Q. Choose a scene from the play Shoe-Horn Sonata which you feel has a strong dramatic impact
- How was this impact achieved?
- What does this scene contribute to the play as a whole?
In John Misto’s play ‘The Shoe-horn Sonata’ in Act 1 scene four, Bridie & Sheila recount their dramatic survival methods during their capture in WWII. The scene evokes the audience to go on an emotional roller coaster with the characters, inducing them feel great sympathy & admiration towards the characters as well as being horrified & amused. This impact is revealed through various techniques such as sound, flashbacks, voice over’s & visual devices employed by the playwright, John Misto. The successful use of these techniques, in turn highlights the importance of the plays themes; Heroism, Atrocities of War, Relationships & Power.
The theme ‘relationships’ is a significant thesis throughout this scene.

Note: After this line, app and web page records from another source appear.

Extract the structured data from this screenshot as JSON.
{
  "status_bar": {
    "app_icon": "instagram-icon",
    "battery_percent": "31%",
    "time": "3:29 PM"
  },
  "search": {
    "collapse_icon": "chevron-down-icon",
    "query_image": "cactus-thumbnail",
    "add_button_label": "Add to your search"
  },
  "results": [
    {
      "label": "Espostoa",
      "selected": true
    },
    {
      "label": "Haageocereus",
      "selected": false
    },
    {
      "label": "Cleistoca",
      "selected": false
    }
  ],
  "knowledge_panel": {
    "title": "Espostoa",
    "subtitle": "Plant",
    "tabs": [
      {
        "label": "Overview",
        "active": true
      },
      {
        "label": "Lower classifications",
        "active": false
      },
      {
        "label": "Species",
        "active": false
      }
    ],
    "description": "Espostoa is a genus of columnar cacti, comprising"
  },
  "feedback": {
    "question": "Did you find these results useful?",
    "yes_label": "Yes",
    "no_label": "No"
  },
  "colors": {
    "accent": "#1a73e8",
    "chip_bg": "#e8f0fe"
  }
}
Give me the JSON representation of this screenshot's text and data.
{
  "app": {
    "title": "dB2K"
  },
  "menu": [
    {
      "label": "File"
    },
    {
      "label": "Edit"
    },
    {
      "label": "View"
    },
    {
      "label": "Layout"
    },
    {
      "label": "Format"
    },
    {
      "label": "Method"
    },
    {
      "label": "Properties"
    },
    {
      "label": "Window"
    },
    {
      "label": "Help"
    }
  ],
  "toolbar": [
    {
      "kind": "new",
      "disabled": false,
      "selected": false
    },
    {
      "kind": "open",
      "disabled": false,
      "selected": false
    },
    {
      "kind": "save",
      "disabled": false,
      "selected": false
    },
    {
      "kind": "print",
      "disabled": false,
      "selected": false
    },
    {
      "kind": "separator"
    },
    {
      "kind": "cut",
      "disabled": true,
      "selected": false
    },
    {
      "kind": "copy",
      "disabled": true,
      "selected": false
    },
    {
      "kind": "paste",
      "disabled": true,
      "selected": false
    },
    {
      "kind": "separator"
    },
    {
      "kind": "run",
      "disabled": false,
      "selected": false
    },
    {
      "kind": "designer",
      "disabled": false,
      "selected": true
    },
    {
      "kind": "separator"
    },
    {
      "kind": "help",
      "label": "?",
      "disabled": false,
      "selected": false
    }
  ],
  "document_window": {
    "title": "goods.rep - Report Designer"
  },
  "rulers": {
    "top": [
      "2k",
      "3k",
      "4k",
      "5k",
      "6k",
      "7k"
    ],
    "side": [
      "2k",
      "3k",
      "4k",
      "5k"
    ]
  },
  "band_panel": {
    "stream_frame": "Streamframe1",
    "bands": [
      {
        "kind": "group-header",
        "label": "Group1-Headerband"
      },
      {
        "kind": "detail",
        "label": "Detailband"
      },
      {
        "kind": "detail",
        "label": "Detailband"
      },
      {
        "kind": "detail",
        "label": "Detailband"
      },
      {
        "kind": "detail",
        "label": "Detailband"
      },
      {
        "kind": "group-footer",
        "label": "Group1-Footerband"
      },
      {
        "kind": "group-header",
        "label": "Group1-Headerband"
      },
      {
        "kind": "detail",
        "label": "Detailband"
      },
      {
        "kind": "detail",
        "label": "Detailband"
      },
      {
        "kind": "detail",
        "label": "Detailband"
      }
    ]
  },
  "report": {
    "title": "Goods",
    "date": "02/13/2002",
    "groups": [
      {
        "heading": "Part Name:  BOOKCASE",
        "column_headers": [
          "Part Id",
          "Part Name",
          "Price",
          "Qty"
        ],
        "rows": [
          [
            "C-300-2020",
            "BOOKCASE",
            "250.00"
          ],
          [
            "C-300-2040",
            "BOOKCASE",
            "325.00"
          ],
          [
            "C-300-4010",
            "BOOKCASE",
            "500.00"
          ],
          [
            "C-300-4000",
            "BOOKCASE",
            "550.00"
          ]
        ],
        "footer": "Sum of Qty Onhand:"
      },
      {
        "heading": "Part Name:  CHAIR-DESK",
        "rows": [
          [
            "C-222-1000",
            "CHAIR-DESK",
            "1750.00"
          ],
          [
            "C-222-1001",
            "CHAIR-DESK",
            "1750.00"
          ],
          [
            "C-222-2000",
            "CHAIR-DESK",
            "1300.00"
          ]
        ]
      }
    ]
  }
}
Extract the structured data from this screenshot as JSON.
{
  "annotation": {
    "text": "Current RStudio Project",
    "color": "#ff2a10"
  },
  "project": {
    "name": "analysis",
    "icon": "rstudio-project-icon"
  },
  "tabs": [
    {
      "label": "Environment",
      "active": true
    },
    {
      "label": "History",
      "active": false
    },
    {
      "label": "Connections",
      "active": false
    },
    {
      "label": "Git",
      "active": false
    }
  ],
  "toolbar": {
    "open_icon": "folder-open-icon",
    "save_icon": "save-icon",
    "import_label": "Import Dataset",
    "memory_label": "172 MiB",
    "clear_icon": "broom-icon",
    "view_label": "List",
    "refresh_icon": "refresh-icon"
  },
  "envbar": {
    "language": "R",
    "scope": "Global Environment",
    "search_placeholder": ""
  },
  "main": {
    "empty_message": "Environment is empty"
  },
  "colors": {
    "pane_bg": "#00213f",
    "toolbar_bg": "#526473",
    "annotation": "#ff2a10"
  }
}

In the scene we distinguish Bridie & Sheila’s relationship ...view middle of the document...
The theme power & heroism link together, in this incidence is the turnover of the power from the Japanese to the women in the camp by the act of heroism by Bridie. This is evident by numerous quotes; Sheila, “Up does the flag. He calls out Keirei! & everybody bows… including Lipstick Larry”, this illustrates how Japanese had the overall authority over the women. The technique of the image projected on the screen of a large Japanese flag the blood rising sun, evokes the responder to feel threatened & flabbergasted as well to feel what the two protagonist’s would have felt when they see/witness a Japanese flag. Then on the soundtrack the responders hear Lipstick Larry yelling from a stab of excruciating pain & the voice over of Lipstick Larry’s angry voice shouting abuse in Japanese, generates the atmosphere of pleasure & admiration as the audience realises that for once Bridie & Sheila have the power. Not only do they have the power but they received the power from the Japanese themselves when they gave authority to them to make their lion-cloths, in which Bridie took advantage off & stitched a rusty pin into it becoming a hero in the women’s eyes but certainly not the Japanese’s’. Not only does it show Bridie’s heroism but her laconic sense of humour.
The thesis atrocities of war are portrayed in this scene, the brutal act of beating up a woman is evident in this scene & in fact it is Young Bridie experiencing this horrific experience. The technique of sound is important in this sense as it changes the mood & creates the essential feeling of being on an arousing roller coaster ride. On the soundtrack we hear voices & non-diegetic noises, “another savage yell from Lipstick Larry, followed by the ugly thumps of Young Bridie being punched & hit”. Evoking the audience to feel great sympathy for Bridie as they cringe in disgust by this horrific occurrence of the protagonist. Then the structure of the play suddenly changes as we hear the voice over of young innocent Sheila’s voice who’s terrified but then the voice over of Bridies “It’s all right, dear. Get back in line” reinforces Bridie’s great personal strength in the face of adversity & always being the stronger one out of the two, being a mother figure to Sheila even at the times of great violence & dismay.